To The Age No, I don't like the sound of "a de-Nazification campaign" or the idea of banning public display of the swastika ("No more swastikas: ban these symbols of hate", 12/8). The various examples of a "swastika epidemic" cited by Dvir Abramovich are regrettable, but hardly amount to evidence of "an unprecedented surge in anti-Semitism in our nation that is frightening in its intensity." Some of the acts may have been committed by hooligans and social pests, rather than political fanatics; and Australia is temperamentally impervious to Nazism. More seriously, a legal ban would symbolise a total rejection of Nazism. It would link up with the current de facto censorship of revisionist historians.
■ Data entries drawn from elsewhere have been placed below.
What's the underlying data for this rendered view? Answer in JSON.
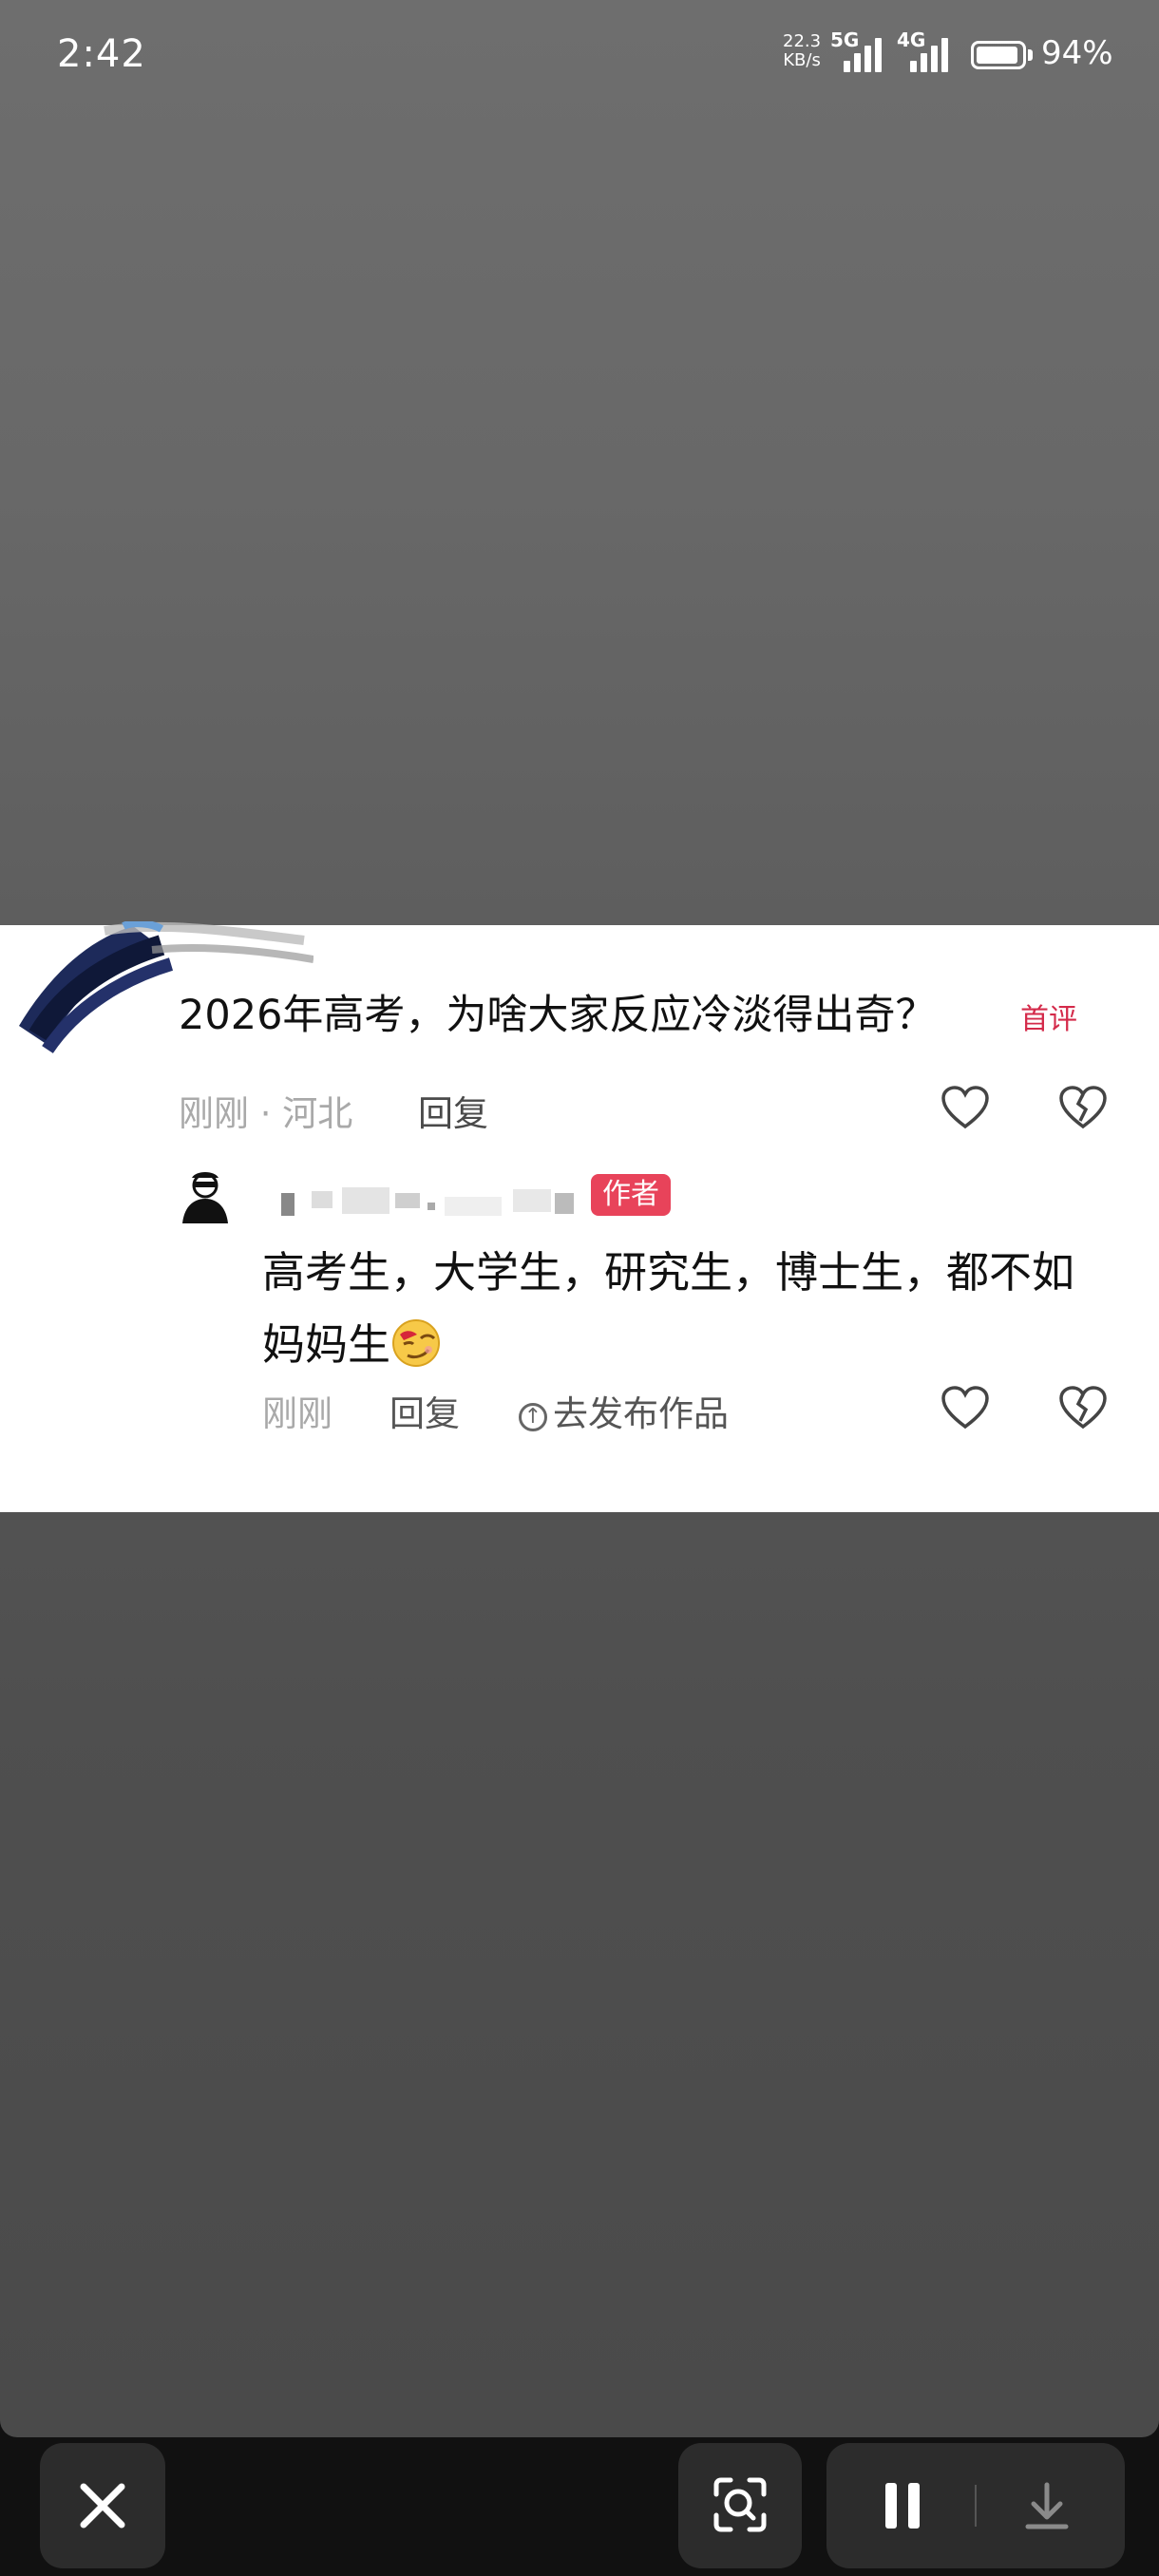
{
  "status_bar": {
    "time": "2:42",
    "speed_value": "22.3",
    "speed_unit": "KB/s",
    "network_primary": "5G",
    "network_secondary": "4G",
    "battery_percent": "94%",
    "battery_level": 0.94
  },
  "comment": {
    "text": "2026年高考，为啥大家反应冷淡得出奇？",
    "badge": "首评",
    "meta": "刚刚 · 河北",
    "reply_label": "回复",
    "icons": [
      "heart-icon",
      "broken-heart-icon"
    ]
  },
  "reply": {
    "author_badge": "作者",
    "text": "高考生，大学生，研究生，博士生，都不如妈妈生",
    "emoji": "smirk-emoji",
    "meta": "刚刚",
    "reply_label": "回复",
    "publish_label": "去发布作品",
    "icons": [
      "heart-icon",
      "broken-heart-icon"
    ]
  },
  "bottom_bar": {
    "buttons": [
      "close-icon",
      "scan-search-icon",
      "pause-icon",
      "download-icon"
    ]
  },
  "colors": {
    "accent_red": "#e8435a",
    "badge_red": "#d42a4a",
    "background_gray": "#5e5e5e"
  }
}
We should not fight fanaticism with a new anti-intellectual repression. Allowing free discussion of tyrannous regimes does not mean support for the wrongdoings of those regimes; but it does respect the humanity of all concerned.
Nigel Jackson, Belgrave, Vic